|Blossom everywhere, the white van in front is an X reg British one.|
|What a big pompom for a little head!|
The first animal we saw was a jackal crossing the road ahead of us. The birdsong was loud but with not much variety (we have a great tit constantly singing in the garden, so monotonous it drives you mad!) It was quiet by the river, we beat the anglers to it. We were hoping to see hares, but not this time. Dave enjoyed a dip, the first since the snow melted, and it brought a huge smile to his face. As he rose from the water a kingfisher was just landing on a perch behind him and if I had not been videoing I might have caught it on camera. As it is I had to tell him what was happening which sent the kingfisher on it's way. You can take snaps while videoing at the same time and I managed one with a small flash of blue over Dave's head, and when we looked at the photo there was another kingfisher on a perch in the distance, only visible if you zoom in. What might have been eh?
|You can just make out a tiny flash of kingfisher blue above Dave's head. The other kingfisher is on the perch in the distance...honest!|

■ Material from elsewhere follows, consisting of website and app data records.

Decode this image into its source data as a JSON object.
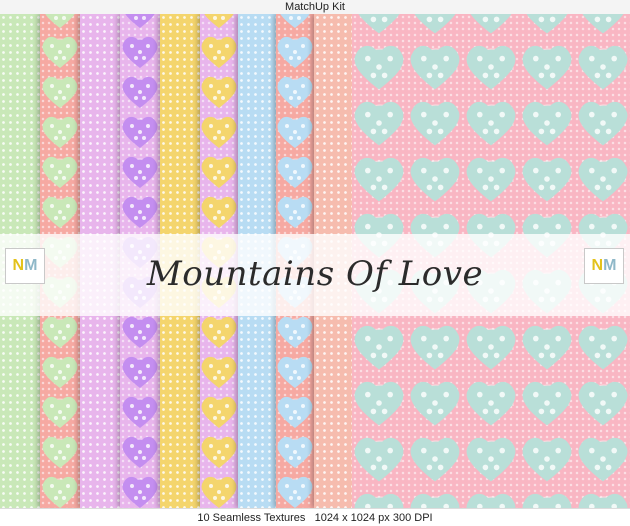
{
  "window": {
    "title": "MatchUp Kit"
  },
  "banner": {
    "title": "Mountains Of Love"
  },
  "logo": {
    "letter1": "N",
    "letter2": "M"
  },
  "footer": {
    "caption": "10 Seamless Textures   1024 x 1024 px 300 DPI"
  },
  "palette": {
    "green": "#c9e8b8",
    "coral": "#f6a9a2",
    "pink": "#f9b6c3",
    "lilac": "#e8b5ec",
    "purple": "#c48ef0",
    "yellow": "#f4d56d",
    "blue": "#b8dcf3",
    "mint": "#b9dfd8",
    "peach": "#f6bcae"
  },
  "textures": [
    {
      "name": "green-dots",
      "base": "green",
      "accent": "green"
    },
    {
      "name": "coral-hearts",
      "base": "coral",
      "accent": "green"
    },
    {
      "name": "lilac-dots",
      "base": "lilac",
      "accent": "lilac"
    },
    {
      "name": "purple-hearts",
      "base": "lilac",
      "accent": "purple"
    },
    {
      "name": "yellow-dots",
      "base": "yellow",
      "accent": "yellow"
    },
    {
      "name": "multi-hearts",
      "base": "lilac",
      "accent": "yellow"
    },
    {
      "name": "blue-dots",
      "base": "blue",
      "accent": "blue"
    },
    {
      "name": "pink-hearts",
      "base": "coral",
      "accent": "blue"
    },
    {
      "name": "peach-dots",
      "base": "peach",
      "accent": "peach"
    },
    {
      "name": "pink-mint-hearts",
      "base": "pink",
      "accent": "mint"
    }
  ]
}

Dave drove the car into the river and rinsed off a couple of months worth of dust while we were there while I tried (and mostly failed) to get some more photos. There was an unidentified woodpecker close by, larger than the usual spotteds, which Dave thought had a crest. But we were looking into the sun and photos impossible so maybe another day. There were flocks of noisy jays and something we rarely see, lots of blackbirds. We even heard a thrush, but couldn't see it. It is still quiet on the bird front as a lot of the migrant birds have not yet returned. While I was waiting I also saw a waterbird we haven't seen before, since identified by Mike, my bird identifier, as a green sandpiper. We also saw suslik there for the first time.
|The site of the bee-eater nests. Looking forward to seeing them back|
|Greater spotted woodpecker|
We left for the shop, and on the way home saw a flock of ten or twelve white storks circling above us. It was frustrating but we couldn't stop for a photo till they were almost out of sight. It is a memory to be treasured though, an amazing sight. We needed to call in at another village on the way home so decided to explore the river here, a new site for us. A little way along the track we were disappointed that it seemed to be the village dump, with mounds of rubbish and animal bedding everywhere, a lot of old ones covered with vegetation. We carried on regardless and were glad we did as we saw the most incredible black stork, something which is so much more majestic in the flesh than in any photo. As I made my way to a pit there was a lot of splashing as frogs and terrapins crashed into the pool. It made me jump as I hadn't expected it, though it explains why a stork and heron were resident. These seem to be where sand and gravel have been dug out, and the resulting pits are naturalised with reeds and other water plants making the water crysal clear, frogs, toads and snails as well as terrapins/turtles. None of which will be visible once the vegetation grows up again, though the noise will give the game away. How can such small animals make so much din? There were also many butterfies, white, yellow and darker, a feature we first noticed when we moved here last year. They wouldn't pose though!
|Grooming a prized Shetland pony at the side of the road|
|While Dave was in the shop, this cob was driven past, you rarely see cobs in this area, usually ponies or donkeys....|
|Like these waiting outside the feed store. They are tethered with a rope around a hoof and stake driven into the ground|
|Gypsies going through the bins to see if they can find anything useful|
|Undulating mounds of rubbish and excavation, now grown over|
|One of the pits alive with animals|
|Sand and gravel|
|And off he goes....|
We left reluctantly as we had food in the car and it was very hot, but we will return soon, before the reeds grow and cover everything up.
|Buzzard just outside the village|
Back at home, two newly hatched shumen chicks were moved out to the nursery, leaving a rather weak poland chick which had just emerged, we thought we had lost them all. It is the cutest little mite, but there is no future for him if he doesn't get up off his hocks. The shumens looked minute next to the marans, who are now over two weeks old, and much prettier than them too.
Today the marans have gone out for a play in the sun, and they have taken it completely in their (long) stride. Totally unfazed by nanny Bella and the two young shumens wanting to know what was going on. The older hens were not bothered, the ex-batts only wanted to know what food they had, and Cagney and Chubba have seen plenty of chicks before and don't care.
|Bella and Darcy finding the small things interesting|
|They look a bit like mini ostrich|
|Bonnie would rather keep out of it|
I have started my new summer routine of going out and doing some weeding first thing. I know we could still have bad weather, but I want to keep on top of the weeds from the beginning so that it doesn't become a mammoth job. The tulips are coming out now giving another splash of colour to the garden, and the plum trees are blossoming. The pear is showing leaves before blossom.
Venka came round the other day to see if we needed any tomato plants. and when Dave said I already had dozens we got a 'Bravo!' Dave says the ones she had were smaller than mine so we must be doing something right. Planning on pricking out aubergines and peppers tiday, into large modules. We have not seen any small pots over here, but are going to a garden centre tomorrow so will see if they have any.